Who doesn’t secretly love reading bad reviews – provided the reviews are trashing some establishment, product or tourism enterprise that is not yours.
In the era of online anonymity and public takedowns, everyone’s a critic. So Tasmania’s Museum of Old and New Art (Mona) has taken the words of its toughest critics to heart, using them to promote the acclaimed – albeit highly divisive – museum outside Hobart.
Since it opened in 2011, the museum’s critical reception has broadly been one of praise and admiration. Yet, despite its award-winning architecture, world renowned collection and prolific program of exhibitions, festivals and events, Mona can’t escape the wrath of some: like Allan from Yengarie, who gave the museum one-star, stating: “it’s rubbish”.
Following Mona’s tenth anniversary in 2021 – and in the wake of the museum’s extended Covid-19 shutdown – The Best of Our Worst Reviews seeks to highlight some of the museum’s most colourful criticisms from the past decade.
Robbie Brammall, Director of Marketing and Communications, Mona, says “Mona gets more one-star reviews than the Louvre, with less than 10% of the visitation. David loves that stat. We also get more five-star reviews, but in his mind that’s a less noble metric.”
The David he refers to is Mona’s founder David Walsh, descried by Wikipedia as an “Australian professional gambler, art collector and businessman” who studied mathematics and computer science before making his fortune by developing a gambling system used to bet on horse racing and other sports.
Walsh went on to found Mona, the largest privately funded museum in Australia – or anywhere else south of the equator – which he has described as a “subversive adult Disneyland”.
Not everyone likes it. Take Shantelle from Queensland who thinks Mona exhibits “less talent than a chicken that’s walked in its own poop and spread it around”, or Adam from Albury who muses “I didnt know u could fit so much crap that bores the crap out of crap into a house of crap”.

The lingering impact a visit to Mona leaves on visitors is palpable, with hundreds of negative reviews now found online, ranging from the disgruntled (“my wife’s asthma played up” – John) to the disturbed (“lucerferian and satanic agenda” – Don). Perhaps the experience is best summed up by reviewer DolceVita_9 of Virginia, USA: “you’ll either love it or hate it, I wish I could just forget it”.
Jardin Anderson, Head of Creative, Mona, says: “Placing a spotlight on our worst reviews may seem counterintuitive, but there is something interesting in putting public opinions back on the general public. Art, food, beer, wine, architecture and music are all things that are super subjective and personal, so it’s not surprising that people have opinions. Luckily we believe that all opinions are valid. So valid, in fact, that we’d put them up on a billboard on Parramatta Road.”
The Best of Our Worst Reviews can be seen across social media, catch-up TV, cinema, Qantas seat backs and outdoor placements in Victoria and New South Wales featuring some of the best, real world, one-star ratings. In addition, T-shirts and tote bags featuring one-star Mona reviews as well as an AR Instagram filter will become available in late March. The full video can be viewed on Mona’s Youtube page:

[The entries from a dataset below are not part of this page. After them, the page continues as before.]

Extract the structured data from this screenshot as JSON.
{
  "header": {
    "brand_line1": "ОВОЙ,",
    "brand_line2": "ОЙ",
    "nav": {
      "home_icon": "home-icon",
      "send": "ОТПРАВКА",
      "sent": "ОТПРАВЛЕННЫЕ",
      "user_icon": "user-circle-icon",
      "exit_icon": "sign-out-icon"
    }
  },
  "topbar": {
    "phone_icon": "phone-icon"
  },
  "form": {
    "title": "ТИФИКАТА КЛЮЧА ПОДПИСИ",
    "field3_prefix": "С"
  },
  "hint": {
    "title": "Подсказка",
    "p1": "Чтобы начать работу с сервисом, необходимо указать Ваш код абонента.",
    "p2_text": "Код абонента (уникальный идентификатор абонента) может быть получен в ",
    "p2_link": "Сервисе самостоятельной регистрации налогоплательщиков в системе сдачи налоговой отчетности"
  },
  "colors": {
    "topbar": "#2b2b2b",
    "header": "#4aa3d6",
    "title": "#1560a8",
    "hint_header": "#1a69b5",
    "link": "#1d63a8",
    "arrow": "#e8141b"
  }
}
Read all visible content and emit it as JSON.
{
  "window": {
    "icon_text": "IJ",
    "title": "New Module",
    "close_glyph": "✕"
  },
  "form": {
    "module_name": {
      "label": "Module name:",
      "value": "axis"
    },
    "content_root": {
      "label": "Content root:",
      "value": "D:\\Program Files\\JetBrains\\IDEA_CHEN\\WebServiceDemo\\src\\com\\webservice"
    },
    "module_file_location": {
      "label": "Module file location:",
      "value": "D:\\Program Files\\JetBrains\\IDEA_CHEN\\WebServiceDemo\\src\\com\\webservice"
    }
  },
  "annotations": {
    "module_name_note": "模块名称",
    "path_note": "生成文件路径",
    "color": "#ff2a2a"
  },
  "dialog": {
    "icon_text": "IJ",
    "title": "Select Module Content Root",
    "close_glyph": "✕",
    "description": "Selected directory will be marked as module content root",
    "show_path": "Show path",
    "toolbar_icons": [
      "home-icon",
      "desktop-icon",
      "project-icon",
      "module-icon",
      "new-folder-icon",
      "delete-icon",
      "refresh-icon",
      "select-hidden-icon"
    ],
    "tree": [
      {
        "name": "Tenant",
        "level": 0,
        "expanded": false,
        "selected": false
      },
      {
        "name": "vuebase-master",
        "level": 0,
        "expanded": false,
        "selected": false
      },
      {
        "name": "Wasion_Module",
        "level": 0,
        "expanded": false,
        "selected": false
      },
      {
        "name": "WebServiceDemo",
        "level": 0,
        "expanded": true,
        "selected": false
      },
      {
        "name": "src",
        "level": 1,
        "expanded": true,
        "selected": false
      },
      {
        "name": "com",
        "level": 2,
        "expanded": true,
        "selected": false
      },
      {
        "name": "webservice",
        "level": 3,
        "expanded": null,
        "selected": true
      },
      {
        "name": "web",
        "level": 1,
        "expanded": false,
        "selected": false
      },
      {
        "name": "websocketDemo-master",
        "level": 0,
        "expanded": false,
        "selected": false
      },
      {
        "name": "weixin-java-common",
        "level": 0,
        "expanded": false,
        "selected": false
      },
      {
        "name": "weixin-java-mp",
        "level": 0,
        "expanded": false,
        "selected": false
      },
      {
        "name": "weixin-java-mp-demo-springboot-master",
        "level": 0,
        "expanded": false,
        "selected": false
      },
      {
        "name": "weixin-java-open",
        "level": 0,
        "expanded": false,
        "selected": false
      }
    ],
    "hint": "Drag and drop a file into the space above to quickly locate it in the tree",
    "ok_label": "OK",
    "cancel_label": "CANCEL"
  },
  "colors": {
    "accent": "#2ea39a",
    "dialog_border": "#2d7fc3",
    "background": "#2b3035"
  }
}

Built by David Walsh to house his collection of ancient, modern and contemporary art, Mona is the second most-visited tourist attraction in Tasmania. Today, the museum’s extensive private collection includes works by James Turrell, Wim Delvoye and Alfredo Jaar, while its calendar of touring exhibitions has showcased the likes of Matthew Barney, Marina Abramovic and Gilbert and George. Or as SChemny78 described it: “A whole lot of weird, sad stuff.”

Mona is open 10am-5pm, Thursdays to Mondays. Situated on a peninsula in the suburb of Berriedale, Mona is best accessed from the River Derwent via the Mona Foma ferries that depart from the Hobart waterfront.
Discover more of Mona’s worst reviews: mona.net.au/the-best-of-our-worst-reviews/
Edited by Peter Needham